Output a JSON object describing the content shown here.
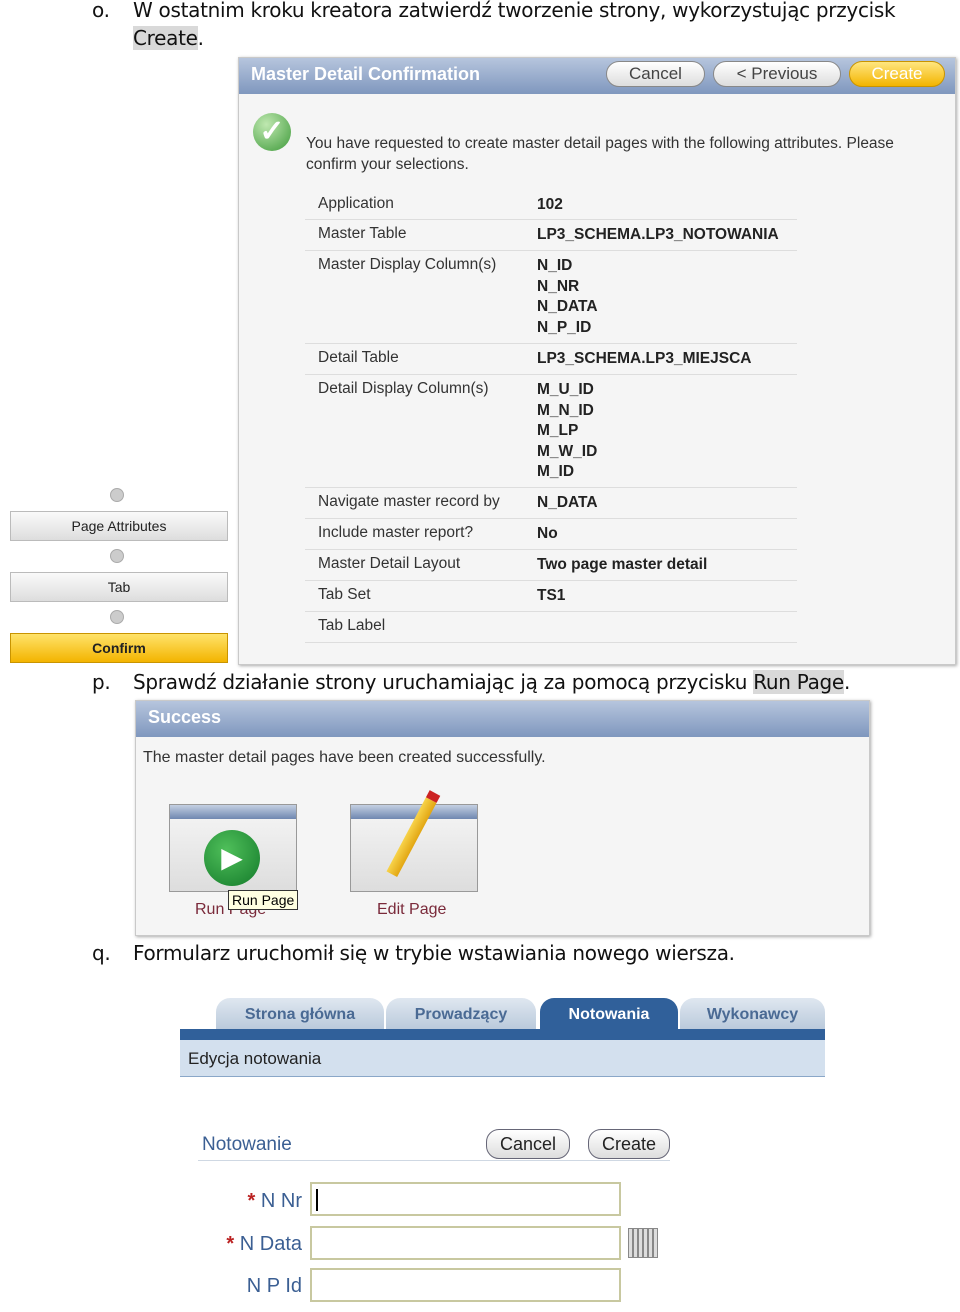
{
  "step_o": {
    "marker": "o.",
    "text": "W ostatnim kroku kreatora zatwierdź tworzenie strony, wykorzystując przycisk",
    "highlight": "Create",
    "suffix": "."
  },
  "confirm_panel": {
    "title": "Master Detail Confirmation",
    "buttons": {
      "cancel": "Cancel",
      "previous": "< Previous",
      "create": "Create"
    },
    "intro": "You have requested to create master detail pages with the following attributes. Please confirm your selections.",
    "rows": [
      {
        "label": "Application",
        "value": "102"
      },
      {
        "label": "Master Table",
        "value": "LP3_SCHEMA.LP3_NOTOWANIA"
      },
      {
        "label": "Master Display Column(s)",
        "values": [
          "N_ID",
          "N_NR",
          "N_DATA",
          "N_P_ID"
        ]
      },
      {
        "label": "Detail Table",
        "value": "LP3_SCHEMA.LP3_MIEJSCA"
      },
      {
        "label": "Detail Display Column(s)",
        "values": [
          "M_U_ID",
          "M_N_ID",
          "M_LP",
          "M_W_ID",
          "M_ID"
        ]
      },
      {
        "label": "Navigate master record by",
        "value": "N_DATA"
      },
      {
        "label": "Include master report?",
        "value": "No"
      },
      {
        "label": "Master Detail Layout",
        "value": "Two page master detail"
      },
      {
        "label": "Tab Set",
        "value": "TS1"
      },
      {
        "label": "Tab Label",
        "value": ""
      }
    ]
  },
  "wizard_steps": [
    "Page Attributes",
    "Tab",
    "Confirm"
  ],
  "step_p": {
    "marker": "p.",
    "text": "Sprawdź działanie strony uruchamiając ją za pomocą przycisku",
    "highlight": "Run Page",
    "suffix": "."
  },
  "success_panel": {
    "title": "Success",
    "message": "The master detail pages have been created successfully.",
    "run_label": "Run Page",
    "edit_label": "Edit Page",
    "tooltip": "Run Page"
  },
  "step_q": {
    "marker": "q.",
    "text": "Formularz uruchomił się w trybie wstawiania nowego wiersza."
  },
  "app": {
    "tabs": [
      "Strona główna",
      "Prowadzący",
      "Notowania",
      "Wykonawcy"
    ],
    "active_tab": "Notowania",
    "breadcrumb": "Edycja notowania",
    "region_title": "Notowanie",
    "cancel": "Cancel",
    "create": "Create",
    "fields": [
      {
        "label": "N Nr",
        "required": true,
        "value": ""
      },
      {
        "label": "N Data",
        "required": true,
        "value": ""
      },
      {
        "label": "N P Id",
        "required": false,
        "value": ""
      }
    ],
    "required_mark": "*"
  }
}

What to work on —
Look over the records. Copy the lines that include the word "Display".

Answer to this problem —
        "label": "Master Display Column(s)",
        "label": "Detail Display Column(s)",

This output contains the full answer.